─── Information

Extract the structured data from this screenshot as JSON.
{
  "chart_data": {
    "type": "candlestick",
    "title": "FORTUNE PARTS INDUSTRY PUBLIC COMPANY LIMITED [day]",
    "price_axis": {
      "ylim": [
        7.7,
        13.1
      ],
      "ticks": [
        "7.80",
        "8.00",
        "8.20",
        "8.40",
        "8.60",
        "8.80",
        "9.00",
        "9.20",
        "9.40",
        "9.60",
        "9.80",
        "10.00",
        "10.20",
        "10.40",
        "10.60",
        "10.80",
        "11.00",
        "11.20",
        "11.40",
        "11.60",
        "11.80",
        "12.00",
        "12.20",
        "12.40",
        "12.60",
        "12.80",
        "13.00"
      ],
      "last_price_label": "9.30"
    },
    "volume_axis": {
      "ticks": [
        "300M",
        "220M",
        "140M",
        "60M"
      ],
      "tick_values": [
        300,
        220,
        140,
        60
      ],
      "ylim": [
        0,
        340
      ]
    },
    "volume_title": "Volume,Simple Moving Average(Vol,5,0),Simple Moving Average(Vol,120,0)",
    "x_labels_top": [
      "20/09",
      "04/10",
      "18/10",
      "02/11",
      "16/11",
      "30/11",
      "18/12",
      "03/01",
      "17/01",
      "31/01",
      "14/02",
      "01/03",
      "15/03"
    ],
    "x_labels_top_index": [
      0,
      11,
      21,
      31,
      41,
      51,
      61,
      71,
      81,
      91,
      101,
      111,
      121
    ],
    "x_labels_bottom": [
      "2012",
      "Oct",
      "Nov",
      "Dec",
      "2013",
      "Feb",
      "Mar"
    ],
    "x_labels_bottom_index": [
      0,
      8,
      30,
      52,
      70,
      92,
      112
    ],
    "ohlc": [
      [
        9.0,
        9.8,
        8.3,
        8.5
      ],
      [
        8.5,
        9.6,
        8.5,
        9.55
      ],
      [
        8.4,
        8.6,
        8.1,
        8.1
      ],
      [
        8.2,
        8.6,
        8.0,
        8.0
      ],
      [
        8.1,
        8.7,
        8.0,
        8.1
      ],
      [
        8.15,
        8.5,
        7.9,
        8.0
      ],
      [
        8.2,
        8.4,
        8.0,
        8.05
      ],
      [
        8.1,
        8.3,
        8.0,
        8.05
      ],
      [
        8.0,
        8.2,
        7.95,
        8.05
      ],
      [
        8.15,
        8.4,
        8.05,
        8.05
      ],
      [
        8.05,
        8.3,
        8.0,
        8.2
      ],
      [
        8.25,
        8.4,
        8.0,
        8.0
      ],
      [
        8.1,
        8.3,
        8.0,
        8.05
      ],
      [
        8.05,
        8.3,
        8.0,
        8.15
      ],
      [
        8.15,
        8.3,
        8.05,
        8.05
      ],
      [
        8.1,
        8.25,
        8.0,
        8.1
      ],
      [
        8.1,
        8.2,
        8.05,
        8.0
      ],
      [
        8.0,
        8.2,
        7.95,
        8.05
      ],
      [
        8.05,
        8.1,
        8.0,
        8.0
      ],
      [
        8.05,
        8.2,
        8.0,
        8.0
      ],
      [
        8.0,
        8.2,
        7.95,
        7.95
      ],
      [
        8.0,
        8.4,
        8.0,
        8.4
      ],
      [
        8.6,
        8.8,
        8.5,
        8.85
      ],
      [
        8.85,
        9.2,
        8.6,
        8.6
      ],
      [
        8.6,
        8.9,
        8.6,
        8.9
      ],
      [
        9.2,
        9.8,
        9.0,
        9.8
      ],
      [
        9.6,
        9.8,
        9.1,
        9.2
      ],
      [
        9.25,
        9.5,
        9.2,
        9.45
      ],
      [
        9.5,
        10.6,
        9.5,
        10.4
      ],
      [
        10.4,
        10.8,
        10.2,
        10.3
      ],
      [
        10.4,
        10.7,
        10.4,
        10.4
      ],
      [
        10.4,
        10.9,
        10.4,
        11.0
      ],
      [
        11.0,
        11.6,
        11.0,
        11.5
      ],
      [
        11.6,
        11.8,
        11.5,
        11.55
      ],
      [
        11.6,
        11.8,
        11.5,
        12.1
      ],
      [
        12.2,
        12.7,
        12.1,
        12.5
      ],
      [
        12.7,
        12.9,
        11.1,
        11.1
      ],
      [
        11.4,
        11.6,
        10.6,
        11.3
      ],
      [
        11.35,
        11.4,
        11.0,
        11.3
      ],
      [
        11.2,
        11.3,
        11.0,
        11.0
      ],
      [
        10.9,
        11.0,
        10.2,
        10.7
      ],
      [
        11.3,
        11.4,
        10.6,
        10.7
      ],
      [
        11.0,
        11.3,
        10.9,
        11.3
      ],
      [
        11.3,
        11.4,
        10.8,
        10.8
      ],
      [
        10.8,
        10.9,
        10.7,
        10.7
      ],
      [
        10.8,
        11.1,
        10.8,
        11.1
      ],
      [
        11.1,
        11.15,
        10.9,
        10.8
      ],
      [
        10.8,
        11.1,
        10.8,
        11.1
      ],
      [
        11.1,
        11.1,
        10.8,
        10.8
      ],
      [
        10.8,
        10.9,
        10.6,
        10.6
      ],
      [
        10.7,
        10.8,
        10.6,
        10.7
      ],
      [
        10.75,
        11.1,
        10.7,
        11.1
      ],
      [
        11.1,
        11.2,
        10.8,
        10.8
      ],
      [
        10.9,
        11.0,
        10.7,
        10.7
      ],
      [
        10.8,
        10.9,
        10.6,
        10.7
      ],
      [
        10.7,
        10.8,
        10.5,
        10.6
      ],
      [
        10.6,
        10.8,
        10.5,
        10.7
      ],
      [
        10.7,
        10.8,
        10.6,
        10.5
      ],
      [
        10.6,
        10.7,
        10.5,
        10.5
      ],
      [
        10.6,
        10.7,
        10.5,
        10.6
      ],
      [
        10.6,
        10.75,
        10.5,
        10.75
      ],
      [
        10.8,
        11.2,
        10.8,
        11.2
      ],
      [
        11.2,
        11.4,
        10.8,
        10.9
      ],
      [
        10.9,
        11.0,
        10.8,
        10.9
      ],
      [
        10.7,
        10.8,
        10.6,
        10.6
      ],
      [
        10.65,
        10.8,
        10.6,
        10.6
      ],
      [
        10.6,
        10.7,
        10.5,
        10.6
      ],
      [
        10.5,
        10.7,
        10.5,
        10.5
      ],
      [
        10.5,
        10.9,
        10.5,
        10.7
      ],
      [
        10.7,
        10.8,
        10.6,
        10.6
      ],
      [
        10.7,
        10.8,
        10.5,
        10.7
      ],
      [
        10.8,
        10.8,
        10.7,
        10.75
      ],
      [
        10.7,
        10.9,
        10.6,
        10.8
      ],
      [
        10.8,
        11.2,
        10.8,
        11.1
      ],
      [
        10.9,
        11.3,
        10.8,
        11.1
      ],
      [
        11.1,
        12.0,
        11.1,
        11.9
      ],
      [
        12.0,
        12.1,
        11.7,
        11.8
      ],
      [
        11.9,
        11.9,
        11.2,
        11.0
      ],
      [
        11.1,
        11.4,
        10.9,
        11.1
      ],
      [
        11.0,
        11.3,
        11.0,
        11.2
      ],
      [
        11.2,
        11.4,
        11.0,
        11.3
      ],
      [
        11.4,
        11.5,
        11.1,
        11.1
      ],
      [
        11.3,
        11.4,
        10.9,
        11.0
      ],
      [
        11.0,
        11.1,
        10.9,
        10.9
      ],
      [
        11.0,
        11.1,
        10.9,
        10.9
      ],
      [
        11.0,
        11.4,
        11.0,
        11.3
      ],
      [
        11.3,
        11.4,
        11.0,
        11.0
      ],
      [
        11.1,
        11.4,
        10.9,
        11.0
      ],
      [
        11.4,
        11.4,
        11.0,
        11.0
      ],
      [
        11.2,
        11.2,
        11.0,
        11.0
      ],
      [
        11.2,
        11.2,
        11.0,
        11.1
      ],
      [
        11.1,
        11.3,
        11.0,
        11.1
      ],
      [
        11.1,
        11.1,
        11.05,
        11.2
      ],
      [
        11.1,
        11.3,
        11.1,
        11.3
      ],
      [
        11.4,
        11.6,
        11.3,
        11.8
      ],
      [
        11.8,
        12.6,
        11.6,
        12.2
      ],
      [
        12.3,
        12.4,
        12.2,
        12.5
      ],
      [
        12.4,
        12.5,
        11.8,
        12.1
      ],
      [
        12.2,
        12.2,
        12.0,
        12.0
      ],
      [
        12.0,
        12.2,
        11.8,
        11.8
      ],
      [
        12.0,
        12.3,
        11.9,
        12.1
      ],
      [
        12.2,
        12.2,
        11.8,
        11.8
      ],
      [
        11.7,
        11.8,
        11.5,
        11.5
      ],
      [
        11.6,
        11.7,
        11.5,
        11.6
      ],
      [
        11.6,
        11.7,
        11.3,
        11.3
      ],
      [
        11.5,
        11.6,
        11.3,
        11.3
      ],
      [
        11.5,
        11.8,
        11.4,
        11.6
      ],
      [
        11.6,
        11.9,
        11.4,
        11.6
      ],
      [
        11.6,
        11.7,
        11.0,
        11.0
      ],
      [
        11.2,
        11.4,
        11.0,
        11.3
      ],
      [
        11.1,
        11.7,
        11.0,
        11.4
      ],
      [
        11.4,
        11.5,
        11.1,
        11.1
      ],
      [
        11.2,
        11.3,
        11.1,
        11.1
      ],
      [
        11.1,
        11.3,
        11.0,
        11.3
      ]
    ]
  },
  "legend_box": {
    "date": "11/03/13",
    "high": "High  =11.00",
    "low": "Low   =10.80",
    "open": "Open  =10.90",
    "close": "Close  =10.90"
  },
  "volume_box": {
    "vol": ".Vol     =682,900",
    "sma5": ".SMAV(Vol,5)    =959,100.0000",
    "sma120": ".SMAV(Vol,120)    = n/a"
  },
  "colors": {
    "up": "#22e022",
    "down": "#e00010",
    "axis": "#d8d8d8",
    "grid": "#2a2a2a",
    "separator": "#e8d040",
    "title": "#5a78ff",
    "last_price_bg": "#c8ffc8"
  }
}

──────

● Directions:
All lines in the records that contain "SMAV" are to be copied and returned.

● Solution:
    "sma5": ".SMAV(Vol,5)    =959,100.0000",
    "sma120": ".SMAV(Vol,120)    = n/a"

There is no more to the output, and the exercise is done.